# Regex: Search and Match

There are two more methods in regex: search and match, however I don’t think they are as handy as .sub or .findall. Assume we have a string s=“A8C3721D86”

# search

## Check the returned value

.search returns a re object, search will search for the whole string until the pattern fails

import re

s="A8C3721D86"

r = re.search("\d", s)

r

<re.Match object; span=(1, 2), match='8'>


# match

## Check the returned value

.match returns None, as match starts from the first element

import re

s="A8C3721D86"

r = re.match("\d", s)

type(r)

NoneType


Now, change the first element to a number

import re

s="99C3721D86"

r = re.match("\d{2}", s)

r

<re.Match object; span=(0, 2), match='99'>

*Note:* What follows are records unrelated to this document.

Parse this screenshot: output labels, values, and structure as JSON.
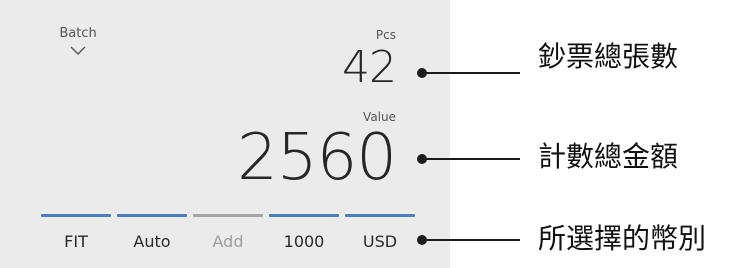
{
  "display": {
    "batch": {
      "label": "Batch",
      "icon": "chevron-down-icon"
    },
    "pcs": {
      "label": "Pcs",
      "value": "42"
    },
    "amount": {
      "label": "Value",
      "value": "2560"
    },
    "tabs": [
      {
        "label": "FIT",
        "state": "active"
      },
      {
        "label": "Auto",
        "state": "active"
      },
      {
        "label": "Add",
        "state": "disabled"
      },
      {
        "label": "1000",
        "state": "active"
      },
      {
        "label": "USD",
        "state": "active"
      }
    ]
  },
  "annotations": {
    "pcs_callout": "鈔票總張數",
    "value_callout": "計數總金額",
    "tabs_callout": "所選擇的幣別"
  },
  "colors": {
    "panel_background": "#ebebeb",
    "active_bar": "#4a7ebd",
    "disabled_bar": "#a6a6a6",
    "text": "#262626"
  }
}
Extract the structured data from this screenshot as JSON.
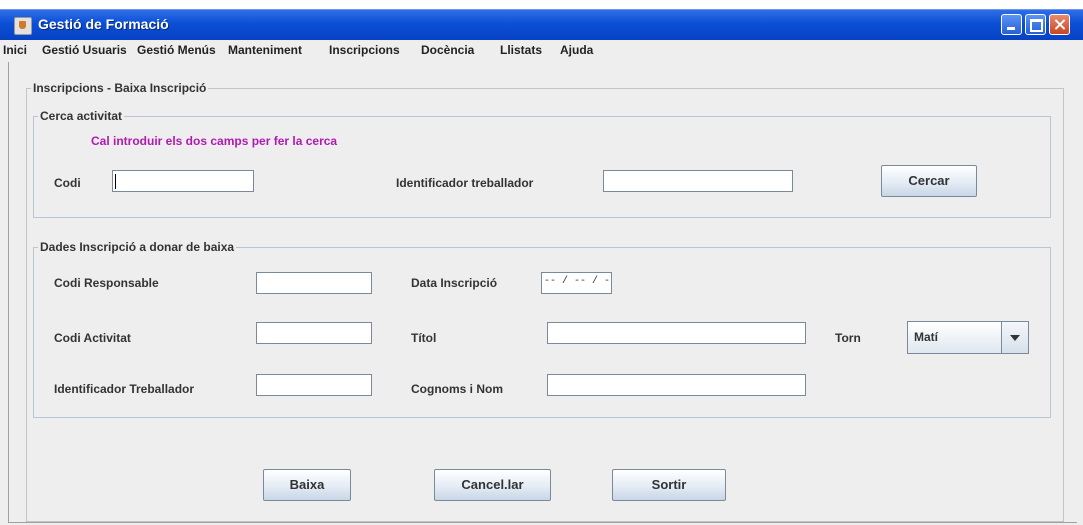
{
  "window": {
    "title": "Gestió de Formació"
  },
  "menu": {
    "items": [
      "Inici",
      "Gestió Usuaris",
      "Gestió Menús",
      "Manteniment",
      "Inscripcions",
      "Docència",
      "Llistats",
      "Ajuda"
    ]
  },
  "main": {
    "panel_title": "Inscripcions - Baixa Inscripció",
    "search": {
      "title": "Cerca activitat",
      "hint": "Cal introduir els dos camps per fer la cerca",
      "codi_label": "Codi",
      "codi_value": "",
      "identificador_label": "Identificador treballador",
      "identificador_value": "",
      "cercar_label": "Cercar"
    },
    "details": {
      "title": "Dades Inscripció a donar de baixa",
      "codi_responsable_label": "Codi Responsable",
      "codi_responsable_value": "",
      "data_inscripcio_label": "Data Inscripció",
      "data_inscripcio_value": "-- / -- / ----",
      "codi_activitat_label": "Codi Activitat",
      "codi_activitat_value": "",
      "titol_label": "Títol",
      "titol_value": "",
      "torn_label": "Torn",
      "torn_value": "Matí",
      "identificador_treballador_label": "Identificador Treballador",
      "identificador_treballador_value": "",
      "cognoms_label": "Cognoms i Nom",
      "cognoms_value": ""
    },
    "buttons": {
      "baixa": "Baixa",
      "cancelar": "Cancel.lar",
      "sortir": "Sortir"
    }
  },
  "colors": {
    "titlebar": "#0a4fd6",
    "hint_text": "#b01ab0",
    "window_bg": "#eeeeee"
  }
}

Now check the returned object, .group() returns the matched value

r.group()

'99'


.span() returns the position of the matched pattern

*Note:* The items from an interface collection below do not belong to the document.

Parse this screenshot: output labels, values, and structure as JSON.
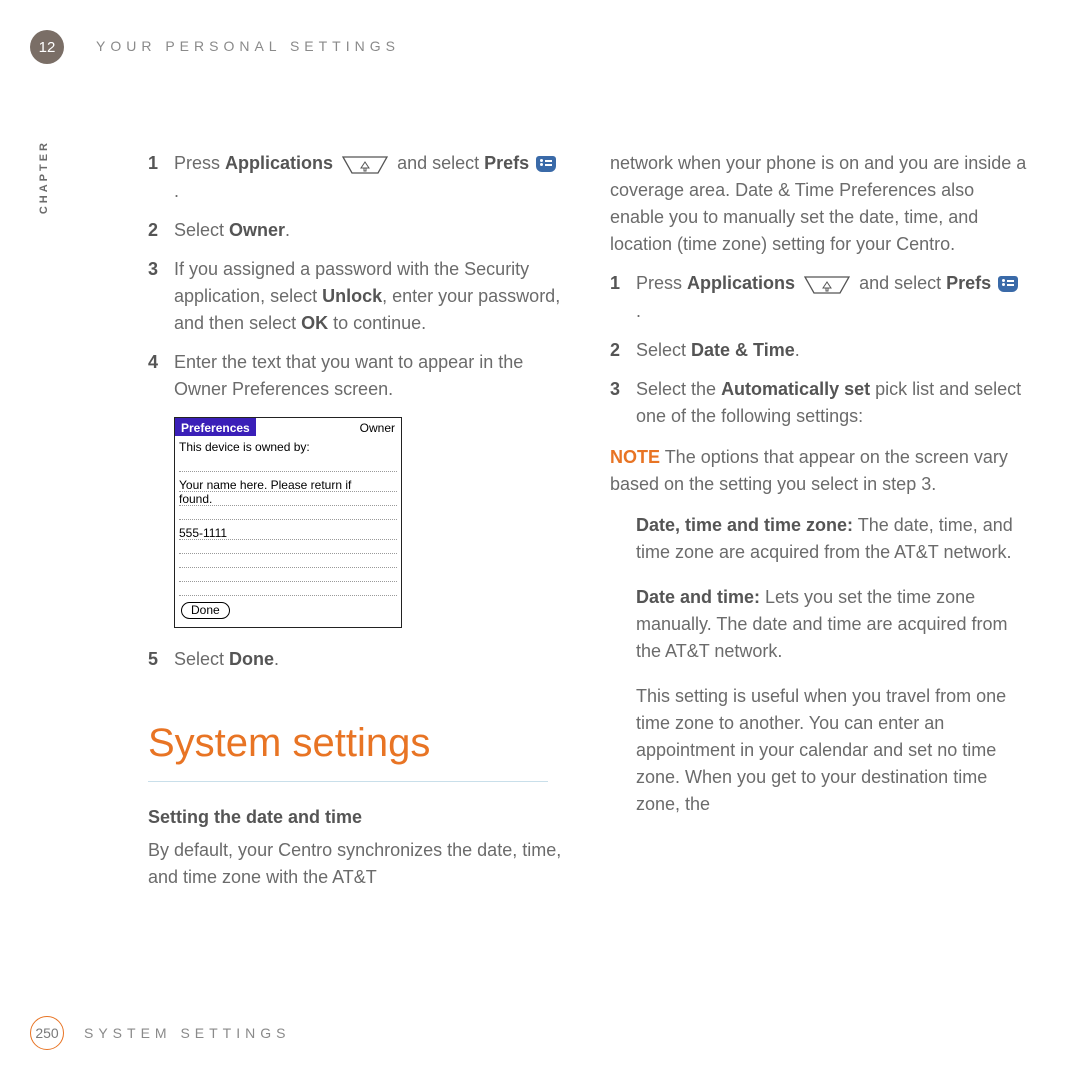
{
  "chapter_number": "12",
  "header_title": "YOUR PERSONAL SETTINGS",
  "chapter_label": "CHAPTER",
  "left": {
    "steps": [
      {
        "num": "1",
        "pre": "Press ",
        "bold1": "Applications",
        "mid": " and select ",
        "bold2": "Prefs",
        "post": " ."
      },
      {
        "num": "2",
        "pre": "Select ",
        "bold1": "Owner",
        "post": "."
      },
      {
        "num": "3",
        "text_a": "If you assigned a password with the Security application, select ",
        "bold_a": "Unlock",
        "text_b": ", enter your password, and then select ",
        "bold_b": "OK",
        "text_c": " to continue."
      },
      {
        "num": "4",
        "text_a": "Enter the text that you want to appear in the Owner Preferences screen."
      },
      {
        "num": "5",
        "pre": "Select ",
        "bold1": "Done",
        "post": "."
      }
    ],
    "section_heading": "System settings",
    "sub_heading": "Setting the date and time",
    "intro": "By default, your Centro synchronizes the date, time, and time zone with the AT&T"
  },
  "palm": {
    "title_left": "Preferences",
    "title_right": "Owner",
    "label": "This device is owned by:",
    "line2": "Your name here.  Please return if",
    "line3": "found.",
    "phone": "555-1111",
    "done": "Done"
  },
  "right": {
    "intro": "network when your phone is on and you are inside a coverage area. Date & Time Preferences also enable you to manually set the date, time, and location (time zone) setting for your Centro.",
    "steps": [
      {
        "num": "1",
        "pre": "Press ",
        "bold1": "Applications",
        "mid": " and select ",
        "bold2": "Prefs",
        "post": " ."
      },
      {
        "num": "2",
        "pre": "Select ",
        "bold1": "Date & Time",
        "post": "."
      },
      {
        "num": "3",
        "pre": "Select the ",
        "bold1": "Automatically set",
        "post": " pick list and select one of the following settings:"
      }
    ],
    "note_label": "NOTE",
    "note_text": " The options that appear on the screen vary based on the setting you select in step 3.",
    "opts": [
      {
        "bold": "Date, time and time zone:",
        "text": " The date, time, and time zone are acquired from the AT&T network."
      },
      {
        "bold": "Date and time:",
        "text": " Lets you set the time zone manually. The date and time are acquired from the AT&T network."
      }
    ],
    "tail": "This setting is useful when you travel from one time zone to another. You can enter an appointment in your calendar and set no time zone. When you get to your destination time zone, the"
  },
  "footer": {
    "page": "250",
    "title": "SYSTEM SETTINGS"
  }
}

r.span()

(0, 2)


# match only once

Compared to .findall and .sub, .search and .match will only search once

# group

Now let’s check .group method, while scraping from webpages, there are html tags in the data, say I have scrapped a string s=”Life is short, I use python”, I want to get the contents between tag

import re

s = "<span>Life is short, I use python</span>"

r = re.search("<span></span>", s)

type(r)

NoneType


It returns a None type as the pattern was no good. Now recall we used . to match anything except for \n

r = re.search("<span>.*</span>", s)

r.group()

'<span>Life is short, I use python</span>'


It returns the whole string. We can use (.*) to group all the contents between

r = re.search("<span>(.*)</span>", s)

r.group()

'<span>Life is short, I use python</span>'


group’s default argument is 0, which returns the whole matching string. In this case, we should use 1 to get our desired result

r.group(1)

'Life is short, I use python'


This is the result I want! How about find all?

r = re.findall("<span>(.*)</span>", s)
r

['Life is short, I use python']


It returns exactly what I want in an array.

Now let’s add one more group.

s = "<span>Life is short, I use python</span> So <h3>This is Python</h3>"
r = re.search("<span>(.*)</span>(.*)<h3>(.*)</h3>", s)
r.group(0)

'<span>Life is short, I use python</span> So <h3>This is Python</h3>'

r.group(1)

'Life is short, I use python'

r.group(2)

' So '

r.group(3)

'This is Python'


.groups is a better method to return all groups in a tuple

r.groups()

('Life is short, I use python', ' So ', 'This is Python')